## What this task involves
Print a faithful copy of the data below, word for word, with the pictures left out.

Records contained in a dataset
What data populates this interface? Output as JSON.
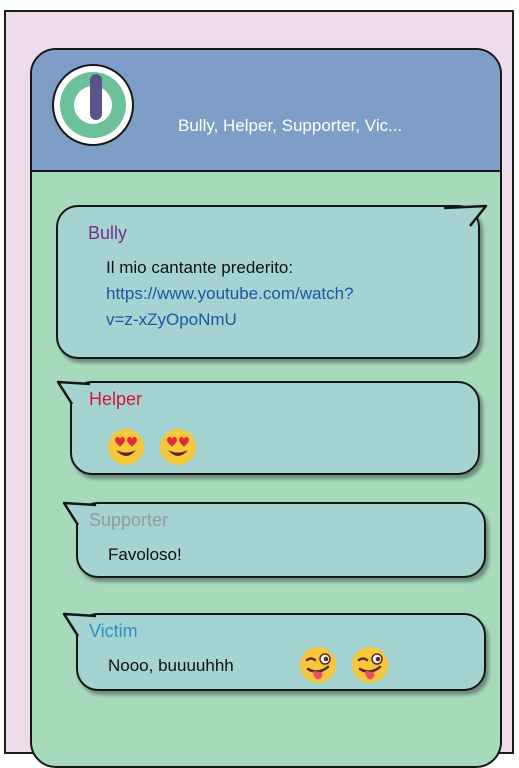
{
  "chat": {
    "title": "Bully, Helper, Supporter, Vic...",
    "messages": [
      {
        "sender": "Bully",
        "sender_color": "#7b2c86",
        "text": "Il mio cantante prederito:",
        "link_line1": "https://www.youtube.com/watch?",
        "link_line2": "v=z-xZyOpoNmU"
      },
      {
        "sender": "Helper",
        "sender_color": "#d4173f",
        "emojis": [
          "heart-eyes-emoji",
          "heart-eyes-emoji"
        ]
      },
      {
        "sender": "Supporter",
        "sender_color": "#8e9a9e",
        "text": "Favoloso!"
      },
      {
        "sender": "Victim",
        "sender_color": "#2e8fc7",
        "text": "Nooo, buuuuhhh",
        "emojis": [
          "winking-tongue-emoji",
          "winking-tongue-emoji"
        ]
      }
    ]
  },
  "colors": {
    "background": "#efdcea",
    "chat_area": "#a7d9bb",
    "header": "#7e9dc7",
    "bubble": "#a5d3d2"
  }
}
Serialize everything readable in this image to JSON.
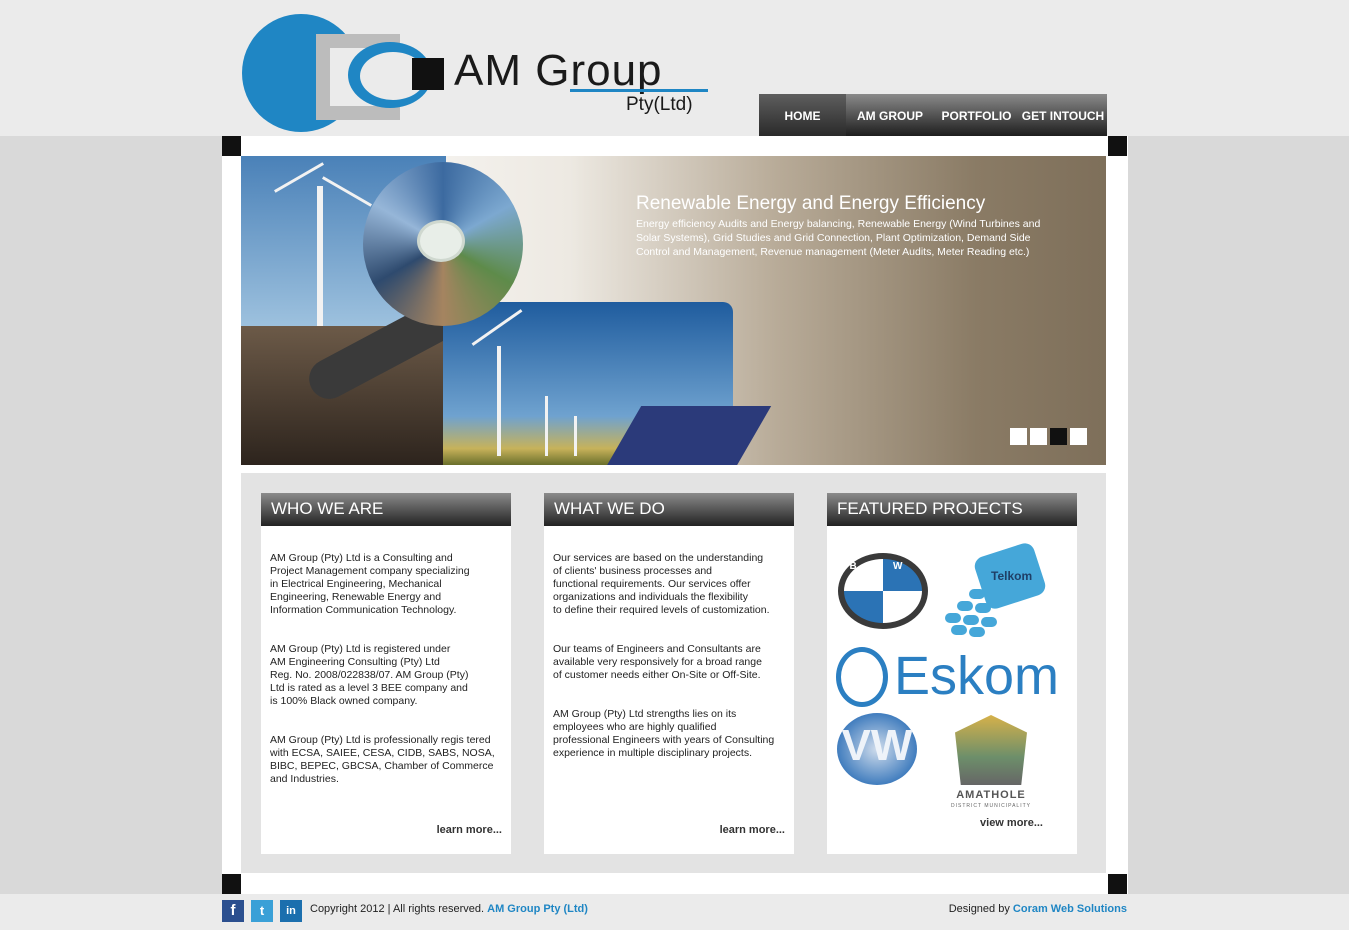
{
  "brand": {
    "name": "AM Group",
    "suffix": "Pty(Ltd)",
    "blue": "#1f86c4"
  },
  "nav": [
    "HOME",
    "AM GROUP",
    "PORTFOLIO",
    "GET INTOUCH"
  ],
  "slider": {
    "title": "Renewable Energy and Energy Efficiency",
    "description": "Energy efficiency Audits and Energy balancing, Renewable Energy (Wind Turbines and Solar Systems), Grid Studies and Grid Connection, Plant Optimization, Demand Side Control and Management, Revenue management (Meter Audits, Meter Reading etc.)",
    "active_dot": 3
  },
  "who_we_are": {
    "heading": "WHO WE ARE",
    "p1": "AM Group (Pty) Ltd is a Consulting and\nProject Management company specializing\nin Electrical Engineering, Mechanical\nEngineering, Renewable Energy and\nInformation Communication Technology.",
    "p2": "AM Group (Pty) Ltd is registered under\nAM Engineering Consulting (Pty) Ltd\nReg. No. 2008/022838/07. AM Group (Pty)\nLtd is rated as a level 3 BEE company and\nis 100% Black owned company.",
    "p3": "AM Group (Pty) Ltd is professionally regis tered\nwith ECSA, SAIEE, CESA, CIDB, SABS, NOSA,\nBIBC, BEPEC, GBCSA, Chamber of Commerce\nand Industries.",
    "more": "learn more..."
  },
  "what_we_do": {
    "heading": "WHAT WE DO",
    "p1": "Our services are based on the understanding\nof clients' business processes and\nfunctional requirements. Our services offer\norganizations and individuals the flexibility\nto define their required levels of customization.",
    "p2": "Our teams of Engineers and Consultants are\navailable very responsively for a broad range\nof customer needs either On-Site or Off-Site.",
    "p3": "AM Group (Pty) Ltd strengths lies on its\nemployees who are highly qualified\nprofessional Engineers with years of Consulting\nexperience in multiple disciplinary projects.",
    "more": "learn more..."
  },
  "featured": {
    "heading": "FEATURED PROJECTS",
    "logos": {
      "bmw": "BMW",
      "telkom": "Telkom",
      "eskom": "Eskom",
      "vw": "VW",
      "amathole": "AMATHOLE",
      "amathole_sub": "DISTRICT MUNICIPALITY"
    },
    "more": "view more..."
  },
  "footer": {
    "copyright": "Copyright 2012 | All rights reserved.",
    "company": "AM Group Pty (Ltd)",
    "designed_by": "Designed by",
    "designer": "Coram Web Solutions",
    "social": {
      "facebook": "f",
      "twitter": "t",
      "linkedin": "in"
    }
  }
}
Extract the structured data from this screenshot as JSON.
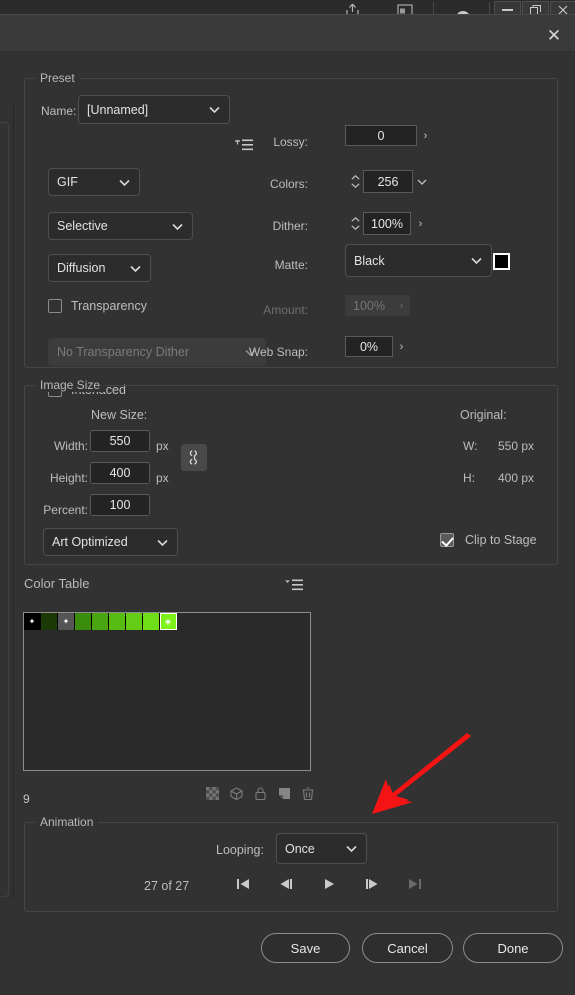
{
  "app_chrome": {
    "icons": [
      "share-icon",
      "artboard-icon",
      "cloud-icon"
    ],
    "window_buttons": [
      {
        "name": "minimize-button",
        "glyph": "—"
      },
      {
        "name": "restore-button",
        "glyph": "❐"
      },
      {
        "name": "close-button",
        "glyph": "✕"
      }
    ]
  },
  "dialog": {
    "close_label": "✕"
  },
  "preset": {
    "group_title": "Preset",
    "name_label": "Name:",
    "name_value": "[Unnamed]",
    "flyout_icon": "preset-menu-icon",
    "format_value": "GIF",
    "reduction_value": "Selective",
    "dither_algorithm_value": "Diffusion",
    "transparency_label": "Transparency",
    "transparency_checked": false,
    "transparency_dither_value": "No Transparency Dither",
    "interlaced_label": "Interlaced",
    "interlaced_checked": false,
    "lossy_label": "Lossy:",
    "lossy_value": "0",
    "colors_label": "Colors:",
    "colors_value": "256",
    "dither_label": "Dither:",
    "dither_value": "100%",
    "matte_label": "Matte:",
    "matte_value": "Black",
    "matte_color": "#000000",
    "amount_label": "Amount:",
    "amount_value": "100%",
    "web_snap_label": "Web Snap:",
    "web_snap_value": "0%"
  },
  "image_size": {
    "group_title": "Image Size",
    "new_size_label": "New Size:",
    "width_label": "Width:",
    "width_value": "550",
    "width_unit": "px",
    "height_label": "Height:",
    "height_value": "400",
    "height_unit": "px",
    "percent_label": "Percent:",
    "percent_value": "100",
    "quality_value": "Art Optimized",
    "link_icon": "chain-link-icon",
    "original_label": "Original:",
    "original_w_label": "W:",
    "original_w_value": "550 px",
    "original_h_label": "H:",
    "original_h_value": "400 px",
    "clip_to_stage_label": "Clip to Stage",
    "clip_to_stage_checked": true
  },
  "color_table": {
    "title": "Color Table",
    "flyout_icon": "color-table-menu-icon",
    "count": "9",
    "swatches": [
      {
        "color": "#000000",
        "mark": "✦",
        "selected": false
      },
      {
        "color": "#1b3a06",
        "mark": "",
        "selected": false
      },
      {
        "color": "#555555",
        "mark": "✦",
        "selected": false
      },
      {
        "color": "#3a8c0d",
        "mark": "",
        "selected": false
      },
      {
        "color": "#49a610",
        "mark": "",
        "selected": false
      },
      {
        "color": "#58bd13",
        "mark": "",
        "selected": false
      },
      {
        "color": "#63cd16",
        "mark": "",
        "selected": false
      },
      {
        "color": "#6fdd18",
        "mark": "",
        "selected": false
      },
      {
        "color": "#7ef01a",
        "mark": "◈",
        "selected": true
      }
    ],
    "tools": [
      "transparency-toggle-icon",
      "web-shift-icon",
      "lock-color-icon",
      "new-color-icon",
      "delete-color-icon"
    ]
  },
  "animation": {
    "group_title": "Animation",
    "looping_label": "Looping:",
    "looping_value": "Once",
    "frame_counter": "27 of 27",
    "controls": [
      {
        "name": "first-frame-button",
        "disabled": false
      },
      {
        "name": "previous-frame-button",
        "disabled": false
      },
      {
        "name": "play-button",
        "disabled": false
      },
      {
        "name": "next-frame-button",
        "disabled": false
      },
      {
        "name": "last-frame-button",
        "disabled": true
      }
    ]
  },
  "footer": {
    "save_label": "Save",
    "cancel_label": "Cancel",
    "done_label": "Done"
  },
  "annotation": {
    "arrow_color": "#f51414"
  }
}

## Answer to this task
What data populates this interface? Output as JSON.
{
  "chat": {
    "title": "Bully, Helper, Supporter, Vic...",
    "messages": [
      {
        "sender": "Bully",
        "sender_color": "#7b2c86",
        "text": "Il mio cantante prederito:",
        "link_line1": "https://www.youtube.com/watch?",
        "link_line2": "v=z-xZyOpoNmU"
      },
      {
        "sender": "Helper",
        "sender_color": "#d4173f",
        "emojis": [
          "heart-eyes-emoji",
          "heart-eyes-emoji"
        ]
      },
      {
        "sender": "Supporter",
        "sender_color": "#8e9a9e",
        "text": "Favoloso!"
      },
      {
        "sender": "Victim",
        "sender_color": "#2e8fc7",
        "text": "Nooo, buuuuhhh",
        "emojis": [
          "winking-tongue-emoji",
          "winking-tongue-emoji"
        ]
      }
    ]
  },
  "colors": {
    "background": "#efdcea",
    "chat_area": "#a7d9bb",
    "header": "#7e9dc7",
    "bubble": "#a5d3d2"
  }
}
Serialize everything readable in this image to JSON.
{
  "brand": {
    "name": "AM Group",
    "suffix": "Pty(Ltd)",
    "blue": "#1f86c4"
  },
  "nav": [
    "HOME",
    "AM GROUP",
    "PORTFOLIO",
    "GET INTOUCH"
  ],
  "slider": {
    "title": "Renewable Energy and Energy Efficiency",
    "description": "Energy efficiency Audits and Energy balancing, Renewable Energy (Wind Turbines and Solar Systems), Grid Studies and Grid Connection, Plant Optimization, Demand Side Control and Management, Revenue management (Meter Audits, Meter Reading etc.)",
    "active_dot": 3
  },
  "who_we_are": {
    "heading": "WHO WE ARE",
    "p1": "AM Group (Pty) Ltd is a Consulting and\nProject Management company specializing\nin Electrical Engineering, Mechanical\nEngineering, Renewable Energy and\nInformation Communication Technology.",
    "p2": "AM Group (Pty) Ltd is registered under\nAM Engineering Consulting (Pty) Ltd\nReg. No. 2008/022838/07. AM Group (Pty)\nLtd is rated as a level 3 BEE company and\nis 100% Black owned company.",
    "p3": "AM Group (Pty) Ltd is professionally regis tered\nwith ECSA, SAIEE, CESA, CIDB, SABS, NOSA,\nBIBC, BEPEC, GBCSA, Chamber of Commerce\nand Industries.",
    "more": "learn more..."
  },
  "what_we_do": {
    "heading": "WHAT WE DO",
    "p1": "Our services are based on the understanding\nof clients' business processes and\nfunctional requirements. Our services offer\norganizations and individuals the flexibility\nto define their required levels of customization.",
    "p2": "Our teams of Engineers and Consultants are\navailable very responsively for a broad range\nof customer needs either On-Site or Off-Site.",
    "p3": "AM Group (Pty) Ltd strengths lies on its\nemployees who are highly qualified\nprofessional Engineers with years of Consulting\nexperience in multiple disciplinary projects.",
    "more": "learn more..."
  },
  "featured": {
    "heading": "FEATURED PROJECTS",
    "logos": {
      "bmw": "BMW",
      "telkom": "Telkom",
      "eskom": "Eskom",
      "vw": "VW",
      "amathole": "AMATHOLE",
      "amathole_sub": "DISTRICT MUNICIPALITY"
    },
    "more": "view more..."
  },
  "footer": {
    "copyright": "Copyright 2012 | All rights reserved.",
    "company": "AM Group Pty (Ltd)",
    "designed_by": "Designed by",
    "designer": "Coram Web Solutions",
    "social": {
      "facebook": "f",
      "twitter": "t",
      "linkedin": "in"
    }
  }
}
Extract the structured data from this screenshot as JSON.
{
  "app_chrome": {
    "icons": [
      "share-icon",
      "artboard-icon",
      "cloud-icon"
    ],
    "window_buttons": [
      {
        "name": "minimize-button",
        "glyph": "—"
      },
      {
        "name": "restore-button",
        "glyph": "❐"
      },
      {
        "name": "close-button",
        "glyph": "✕"
      }
    ]
  },
  "dialog": {
    "close_label": "✕"
  },
  "preset": {
    "group_title": "Preset",
    "name_label": "Name:",
    "name_value": "[Unnamed]",
    "flyout_icon": "preset-menu-icon",
    "format_value": "GIF",
    "reduction_value": "Selective",
    "dither_algorithm_value": "Diffusion",
    "transparency_label": "Transparency",
    "transparency_checked": false,
    "transparency_dither_value": "No Transparency Dither",
    "interlaced_label": "Interlaced",
    "interlaced_checked": false,
    "lossy_label": "Lossy:",
    "lossy_value": "0",
    "colors_label": "Colors:",
    "colors_value": "256",
    "dither_label": "Dither:",
    "dither_value": "100%",
    "matte_label": "Matte:",
    "matte_value": "Black",
    "matte_color": "#000000",
    "amount_label": "Amount:",
    "amount_value": "100%",
    "web_snap_label": "Web Snap:",
    "web_snap_value": "0%"
  },
  "image_size": {
    "group_title": "Image Size",
    "new_size_label": "New Size:",
    "width_label": "Width:",
    "width_value": "550",
    "width_unit": "px",
    "height_label": "Height:",
    "height_value": "400",
    "height_unit": "px",
    "percent_label": "Percent:",
    "percent_value": "100",
    "quality_value": "Art Optimized",
    "link_icon": "chain-link-icon",
    "original_label": "Original:",
    "original_w_label": "W:",
    "original_w_value": "550 px",
    "original_h_label": "H:",
    "original_h_value": "400 px",
    "clip_to_stage_label": "Clip to Stage",
    "clip_to_stage_checked": true
  },
  "color_table": {
    "title": "Color Table",
    "flyout_icon": "color-table-menu-icon",
    "count": "9",
    "swatches": [
      {
        "color": "#000000",
        "mark": "✦",
        "selected": false
      },
      {
        "color": "#1b3a06",
        "mark": "",
        "selected": false
      },
      {
        "color": "#555555",
        "mark": "✦",
        "selected": false
      },
      {
        "color": "#3a8c0d",
        "mark": "",
        "selected": false
      },
      {
        "color": "#49a610",
        "mark": "",
        "selected": false
      },
      {
        "color": "#58bd13",
        "mark": "",
        "selected": false
      },
      {
        "color": "#63cd16",
        "mark": "",
        "selected": false
      },
      {
        "color": "#6fdd18",
        "mark": "",
        "selected": false
      },
      {
        "color": "#7ef01a",
        "mark": "◈",
        "selected": true
      }
    ],
    "tools": [
      "transparency-toggle-icon",
      "web-shift-icon",
      "lock-color-icon",
      "new-color-icon",
      "delete-color-icon"
    ]
  },
  "animation": {
    "group_title": "Animation",
    "looping_label": "Looping:",
    "looping_value": "Once",
    "frame_counter": "27 of 27",
    "controls": [
      {
        "name": "first-frame-button",
        "disabled": false
      },
      {
        "name": "previous-frame-button",
        "disabled": false
      },
      {
        "name": "play-button",
        "disabled": false
      },
      {
        "name": "next-frame-button",
        "disabled": false
      },
      {
        "name": "last-frame-button",
        "disabled": true
      }
    ]
  },
  "footer": {
    "save_label": "Save",
    "cancel_label": "Cancel",
    "done_label": "Done"
  },
  "annotation": {
    "arrow_color": "#f51414"
  }
}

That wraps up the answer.